Wednesday, November 12, 2014
(plus a few cents mailing charges.)
Here's the text of the ad that used to run, among other places, in the Parade Magazine in the Sunday paper:
"BLACK'S READERS SERVICE
Rosyln, New York
Please reserve in my name the handsomely bound volumes of The Giants of Literature Series. Send me at once the first three: SHAKESPEARE, KIPLING and DE MAUPASSANT. I enclose no money in advance. A week after receiving my books, I will either return them and owe nothing, or keep them for the special introductory price of only $1 (plus a few cents mailing charges) for ALL THREE.
Then, as they are printed, I will be entitled to receive additional volumes on approval, for only $3.98 each (plus a few cents mailing charges.) I am to receive advance descriptions of future volumes. I may reject any books before or after I receive them. And I may cancel my reservation at any time. (Books shipped in the U.S.A. only.)"

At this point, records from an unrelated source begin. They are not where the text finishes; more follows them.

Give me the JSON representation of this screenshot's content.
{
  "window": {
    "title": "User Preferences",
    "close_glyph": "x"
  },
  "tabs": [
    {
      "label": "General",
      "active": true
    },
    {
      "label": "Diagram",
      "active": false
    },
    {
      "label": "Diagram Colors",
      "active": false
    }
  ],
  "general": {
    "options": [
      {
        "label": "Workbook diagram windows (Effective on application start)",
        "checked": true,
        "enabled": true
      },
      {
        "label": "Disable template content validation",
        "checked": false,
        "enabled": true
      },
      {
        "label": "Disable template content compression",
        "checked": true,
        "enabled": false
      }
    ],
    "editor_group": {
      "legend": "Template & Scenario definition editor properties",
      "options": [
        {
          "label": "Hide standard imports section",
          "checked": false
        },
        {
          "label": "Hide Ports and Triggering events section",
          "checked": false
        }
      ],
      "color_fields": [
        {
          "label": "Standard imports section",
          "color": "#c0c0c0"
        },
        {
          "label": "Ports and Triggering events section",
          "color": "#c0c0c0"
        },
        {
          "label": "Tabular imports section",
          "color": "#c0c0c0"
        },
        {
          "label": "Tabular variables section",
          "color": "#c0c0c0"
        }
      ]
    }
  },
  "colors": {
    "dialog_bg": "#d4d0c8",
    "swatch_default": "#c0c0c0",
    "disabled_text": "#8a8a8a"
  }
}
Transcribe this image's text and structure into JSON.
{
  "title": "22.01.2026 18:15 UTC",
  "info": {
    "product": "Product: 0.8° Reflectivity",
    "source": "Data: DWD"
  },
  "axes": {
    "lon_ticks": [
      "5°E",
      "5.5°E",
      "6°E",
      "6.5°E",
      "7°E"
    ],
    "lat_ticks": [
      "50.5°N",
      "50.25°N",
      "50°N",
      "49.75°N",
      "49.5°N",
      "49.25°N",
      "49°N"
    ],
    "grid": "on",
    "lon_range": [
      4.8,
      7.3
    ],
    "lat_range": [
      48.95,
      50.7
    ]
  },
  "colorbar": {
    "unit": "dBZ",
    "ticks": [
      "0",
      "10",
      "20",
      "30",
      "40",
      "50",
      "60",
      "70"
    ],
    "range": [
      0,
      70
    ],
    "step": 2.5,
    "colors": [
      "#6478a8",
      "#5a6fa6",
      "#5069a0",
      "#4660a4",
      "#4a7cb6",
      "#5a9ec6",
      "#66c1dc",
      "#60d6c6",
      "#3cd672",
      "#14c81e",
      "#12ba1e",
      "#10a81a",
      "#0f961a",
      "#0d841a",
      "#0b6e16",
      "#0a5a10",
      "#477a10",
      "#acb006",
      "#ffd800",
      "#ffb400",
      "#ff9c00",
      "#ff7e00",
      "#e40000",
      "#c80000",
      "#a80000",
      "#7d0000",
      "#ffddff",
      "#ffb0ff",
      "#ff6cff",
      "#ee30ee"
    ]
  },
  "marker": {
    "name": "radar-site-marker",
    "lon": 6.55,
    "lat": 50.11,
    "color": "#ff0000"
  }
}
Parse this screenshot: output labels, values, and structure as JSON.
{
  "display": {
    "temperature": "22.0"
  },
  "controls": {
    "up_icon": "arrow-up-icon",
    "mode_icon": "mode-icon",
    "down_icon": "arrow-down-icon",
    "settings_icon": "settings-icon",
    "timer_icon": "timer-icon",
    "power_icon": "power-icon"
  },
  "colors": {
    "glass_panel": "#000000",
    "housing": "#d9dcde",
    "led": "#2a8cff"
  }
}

This followed with a form for the subscriber's name address, and zip-code. (I quote from a version of the add from Parade, circa 1971.)
Days gone by, I'm afraid.
We get individual volumes in this series, "The Giants of Literature" periodically at the used desk, though not usually so many at one time. Most often, and unsurprisingly considering the text of the ad above, Shakespeare, Kipling and De Maupassant. Just yesterday we got Tennyson, Shelley, Wordsworth, Coleridge and Donne. Never saw the Donne before, but the rest were familiar. We sell these for $5.99 apiece, used. Most of the copies we see have never been opened, if the stiffness of the covers is any indication. Meant more for decoration than otherwise, one assumes.
That said, they are attractive enough little books, and perfectly serviceable editions, if unhappily free of footnotes, indexes and introductions.
In the first place, I note them here because such book club editions seem to have all but disappeared as a publishing business model, though cheap reprints still flourish and the copyright free classics are still to be found in chain-store editions and the like. This suggests that while subscription-based clubs have indeed gone the way of the Fuller Brush Man, there are still plenty of buyers out there for the unread classics. And that would be my other reason for mentioning here the products of Black's Readers Service and Walter J. Black, Inc.
As a dealer in used books, I am always pleased to find old books in pristine -- unread -- condition. As a recent and devoted reader of Alfred Lord Tennyson though, it seems a little shocking to crack open seemingly for the first time a hardcover copy published as long ago as 1952. Has there really never been anyone before me even so curious about the old boy as to have a peek inside?
One of the first lessons learned working in a bookstore is to not be hurt by the neglect of the classics. It's alright to push them on people, to remind the reader that he or she could do worse than to read a bit of Wordsworth, but one mustn't despair when a particular edition of some monumental work or canonical author ends up on the clearance shelf or mark-down table. The poems of John Donne have survived for better than 380 years. I see no reason to think they will not survive a Penguin going out of print.
It's ironic that these seemingly unread editions are actually a comfort to me, but they are. While the original subscribers of "The Giants Of Literature" from Black's Readers Service may never have opened these books, I have more confidence in the readers of used books. At six bucks a pop, nobody will be looking to impress with one of these. I would bet there's nobody buying these books just to decorate a shelf. I believe these books will be bought and read. The fact that used copies of all these poets continue to sell and circulate regularly tells me that their readers are still numerous enough to justify, for example, more than one used edition of Browning on our shelves, and that, to my mind, is a very good thing indeed.
And if it turns out that poor ol' Tennyson ends up, yet again unread on a shelf this time, remember, no one -- but poets, presumably -- lives forever, and so, dear reader, that will just mean another pristine used copy for the next fellow.